In the United States, the Mormon Bible forgeries resulted in more extreme consequences. Beginning in the early 1980s, Mark Hofmann, a disillusioned Salt Lake City Mormon and part-time dealer in historical documents, forged documents of major importance to Mormon history. He sold most of the creations to the mormon church and to others interested in Mormon religious history. Hofmann reaped hundreds of thousands of dollars from his fraud. His boldest forgery, the White Salamander letter, cast doubt on the credibility of the Mormon Church's founder, Joseph Smith. In this letter, Hofmann portrayed Smith as a dabbler in folk magic and the occult, which greatly distressed the Mormon community. When individuals within Hofmann's ring of buyers raised doubts about the authenticity of one of his later creations, Hofmann murdered one buyer and the spouse of another before their suspicions became public.

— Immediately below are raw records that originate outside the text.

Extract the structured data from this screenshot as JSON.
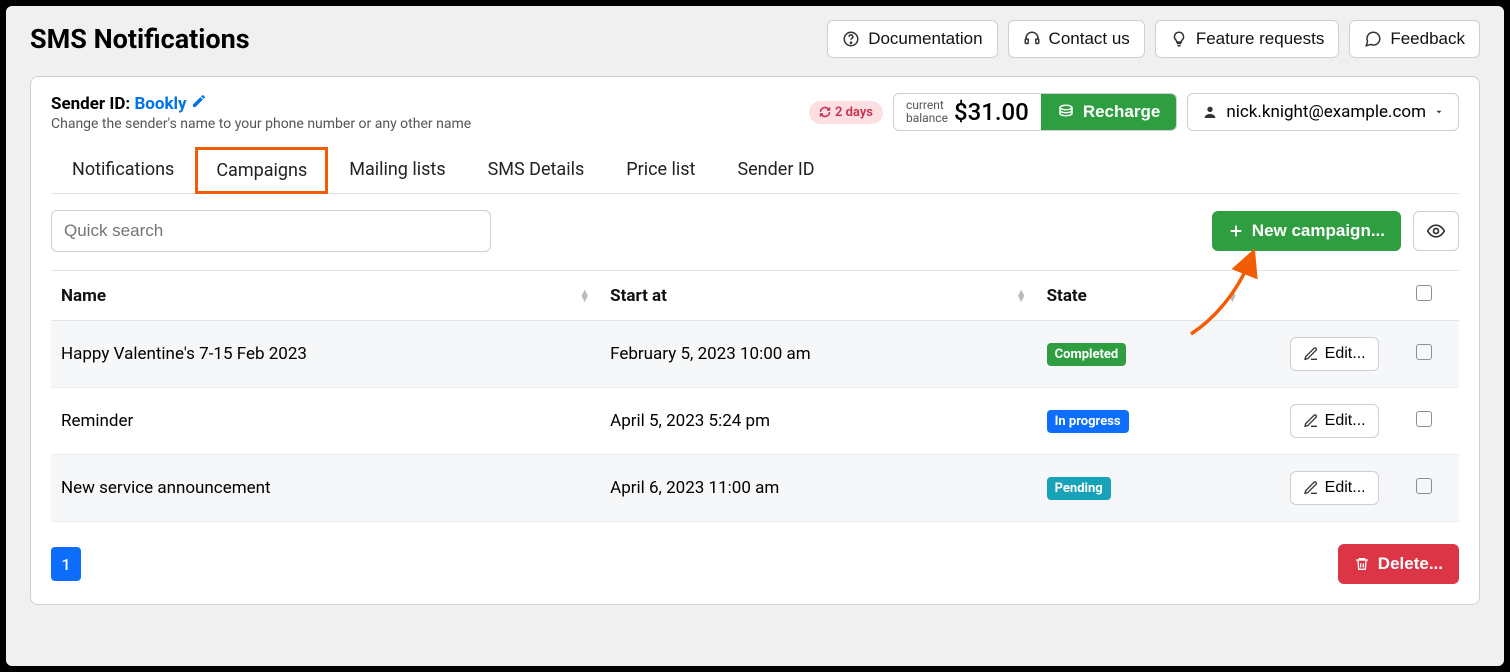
{
  "page_title": "SMS Notifications",
  "top_buttons": {
    "documentation": "Documentation",
    "contact": "Contact us",
    "feature": "Feature requests",
    "feedback": "Feedback"
  },
  "sender": {
    "label": "Sender ID:",
    "value": "Bookly",
    "desc": "Change the sender's name to your phone number or any other name"
  },
  "days_badge": "2 days",
  "balance": {
    "label_line1": "current",
    "label_line2": "balance",
    "amount": "$31.00",
    "recharge": "Recharge"
  },
  "user_email": "nick.knight@example.com",
  "tabs": [
    "Notifications",
    "Campaigns",
    "Mailing lists",
    "SMS Details",
    "Price list",
    "Sender ID"
  ],
  "active_tab_index": 1,
  "search_placeholder": "Quick search",
  "new_campaign": "New campaign...",
  "columns": {
    "name": "Name",
    "start": "Start at",
    "state": "State"
  },
  "rows": [
    {
      "name": "Happy Valentine's 7-15 Feb 2023",
      "start": "February 5, 2023 10:00 am",
      "state": "Completed",
      "state_class": "completed"
    },
    {
      "name": "Reminder",
      "start": "April 5, 2023 5:24 pm",
      "state": "In progress",
      "state_class": "inprogress"
    },
    {
      "name": "New service announcement",
      "start": "April 6, 2023 11:00 am",
      "state": "Pending",
      "state_class": "pending"
    }
  ],
  "edit_label": "Edit...",
  "page_number": "1",
  "delete_label": "Delete..."
}
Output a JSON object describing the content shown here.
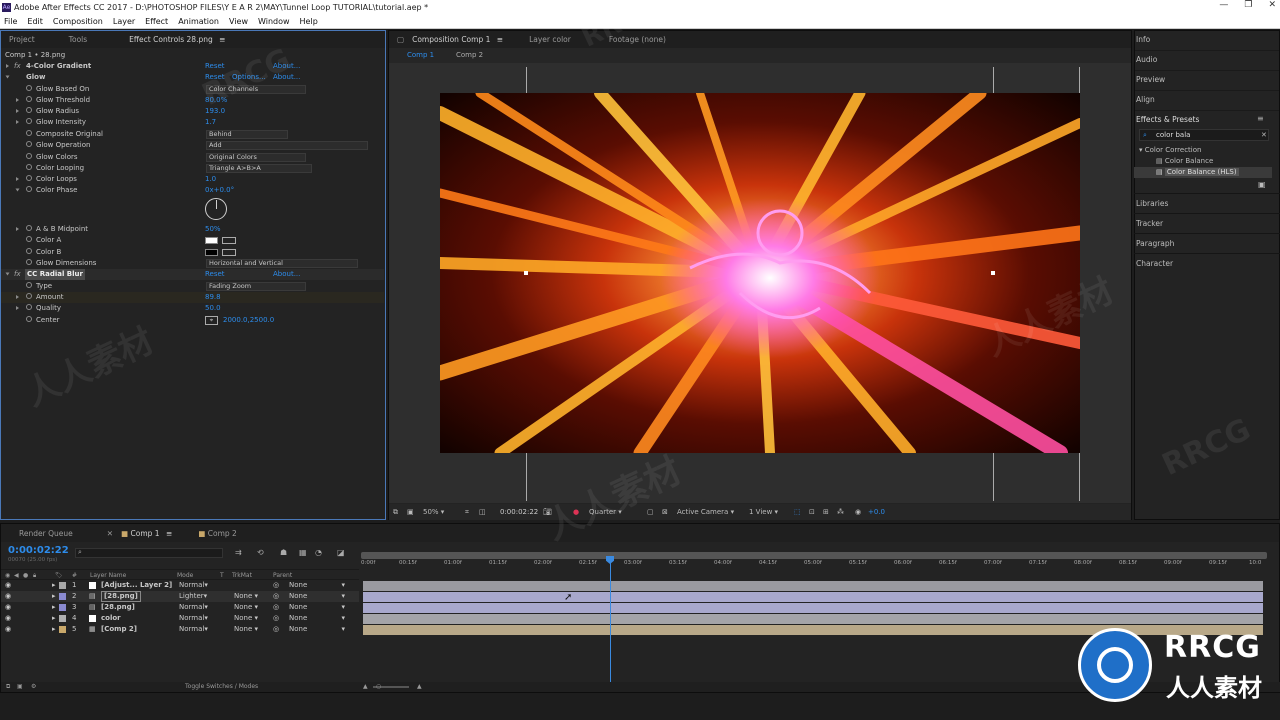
{
  "title": "Adobe After Effects CC 2017 - D:\\PHOTOSHOP FILES\\Y E A R 2\\MAY\\Tunnel Loop TUTORIAL\\tutorial.aep *",
  "menu": [
    "File",
    "Edit",
    "Composition",
    "Layer",
    "Effect",
    "Animation",
    "View",
    "Window",
    "Help"
  ],
  "left_panel": {
    "tabs": [
      "Project",
      "Tools",
      "Effect Controls 28.png"
    ],
    "header": "Comp 1 • 28.png",
    "effects": [
      {
        "name": "4-Color Gradient",
        "reset": "Reset",
        "about": "About..."
      },
      {
        "name": "Glow",
        "reset": "Reset",
        "options": "Options...",
        "about": "About..."
      }
    ],
    "glow": [
      {
        "label": "Glow Based On",
        "value": "Color Channels"
      },
      {
        "label": "Glow Threshold",
        "value": "80.0%"
      },
      {
        "label": "Glow Radius",
        "value": "193.0"
      },
      {
        "label": "Glow Intensity",
        "value": "1.7"
      },
      {
        "label": "Composite Original",
        "value": "Behind"
      },
      {
        "label": "Glow Operation",
        "value": "Add"
      },
      {
        "label": "Glow Colors",
        "value": "Original Colors"
      },
      {
        "label": "Color Looping",
        "value": "Triangle A>B>A"
      },
      {
        "label": "Color Loops",
        "value": "1.0"
      },
      {
        "label": "Color Phase",
        "value": "0x+0.0°"
      },
      {
        "label": "A & B Midpoint",
        "value": "50%"
      },
      {
        "label": "Color A",
        "value": ""
      },
      {
        "label": "Color B",
        "value": ""
      },
      {
        "label": "Glow Dimensions",
        "value": "Horizontal and Vertical"
      }
    ],
    "radial": {
      "name": "CC Radial Blur",
      "reset": "Reset",
      "about": "About...",
      "params": [
        {
          "label": "Type",
          "value": "Fading Zoom"
        },
        {
          "label": "Amount",
          "value": "89.8"
        },
        {
          "label": "Quality",
          "value": "50.0"
        },
        {
          "label": "Center",
          "value": "2000.0,2500.0"
        }
      ]
    }
  },
  "viewer": {
    "tabs": [
      "Composition Comp 1",
      "Layer color",
      "Footage (none)"
    ],
    "subtabs": [
      "Comp 1",
      "Comp 2"
    ],
    "zoom": "50%",
    "timecode": "0:00:02:22",
    "resolution": "Quarter",
    "camera": "Active Camera",
    "views": "1 View",
    "exposure": "+0.0"
  },
  "right_panel": {
    "items": [
      "Info",
      "Audio",
      "Preview",
      "Align",
      "Effects & Presets"
    ],
    "search": "color bala",
    "folder": "Color Correction",
    "results": [
      "Color Balance",
      "Color Balance (HLS)"
    ],
    "bottom": [
      "Libraries",
      "Tracker",
      "Paragraph",
      "Character"
    ]
  },
  "timeline": {
    "tabs": [
      "Render Queue",
      "Comp 1",
      "Comp 2"
    ],
    "timecode": "0:00:02:22",
    "subcode": "00070 (25.00 fps)",
    "headers": [
      "#",
      "Layer Name",
      "Mode",
      "T",
      "TrkMat",
      "Parent"
    ],
    "ticks": [
      "0:00f",
      "00:15f",
      "01:00f",
      "01:15f",
      "02:00f",
      "02:15f",
      "03:00f",
      "03:15f",
      "04:00f",
      "04:15f",
      "05:00f",
      "05:15f",
      "06:00f",
      "06:15f",
      "07:00f",
      "07:15f",
      "08:00f",
      "08:15f",
      "09:00f",
      "09:15f",
      "10:0"
    ],
    "layers": [
      {
        "num": "1",
        "name": "[Adjust... Layer 2]",
        "mode": "Normal",
        "trkmat": "",
        "parent": "None",
        "color": "#a8a8a8"
      },
      {
        "num": "2",
        "name": "[28.png]",
        "mode": "Lighter",
        "trkmat": "None",
        "parent": "None",
        "color": "#8a8ad0"
      },
      {
        "num": "3",
        "name": "[28.png]",
        "mode": "Normal",
        "trkmat": "None",
        "parent": "None",
        "color": "#8a8ad0"
      },
      {
        "num": "4",
        "name": "color",
        "mode": "Normal",
        "trkmat": "None",
        "parent": "None",
        "color": "#b0b0b0"
      },
      {
        "num": "5",
        "name": "[Comp 2]",
        "mode": "Normal",
        "trkmat": "None",
        "parent": "None",
        "color": "#c9a86a"
      }
    ],
    "footer": "Toggle Switches / Modes"
  },
  "watermark": {
    "brand": "RRCG",
    "cn": "人人素材"
  }
}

Hofmann was charged with murder and fraud. Prosecutors relied on expert testimony regarding the authenticity of the documents. When the experts declared that the documents were worthless, Hofmann's attorneys offered to plea bargain on the counts of forgery and second-degree murder. The prosecution agreed to negotiate the charges to avoid an embarrassing trial for the Mormon Church. Hofmann pleaded guilty to murder. In January 1988, the Utah Board of Pardons sentenced Hofmann to life in prison without parole.
Most forgeries are less sensational than those in the Hitler diaries and Mormon Bible cases. Common forgery usually involves manufacturing or tampering with documents for economic gain. The intent to defraud remains essential.
Counterfeiting, often associated with forgery, is a separate category of fraud involving the manufacture, alteration, or distribution of a product that is of lesser value than the genuine product.
Bowman, Frank O., III. 2001. "The 2001 Federal Economic Crime Sentencing Reforms: An Analysis and Legislative History." Indiana Law Review 35 (winter): 5–101.
Bozeman, Pat. 1990. Forged Documents. New Castle, Del.: Oak Knoll Books.
Brayer, Ruth. 2000. Detecting Forgery in Fraud Investigations: The Insider's Guide. Alexandria, Va.: ASIS International.
Nickell, Joe. 1996. Detecting Forgery: Forensic Investigation of Documents. Lexington, Ky.: Univ. Press of Kentucky.
Perez, Jacob. 1992. Forgery and Fraud-Related Offenses in Six States, 1983–1988. Justice Department. Washington, D.C.: U.S. Government Printing Office.
Rendell, Kenneth W. 1994. Forging History. Norman, Okla., and London: Univ. of Oklahoma Press.
Treasury Department. U.S. Secret Service. 1991. Counterfeiting and Forgery. Washington, D.C.: U.S. Government Printing Office.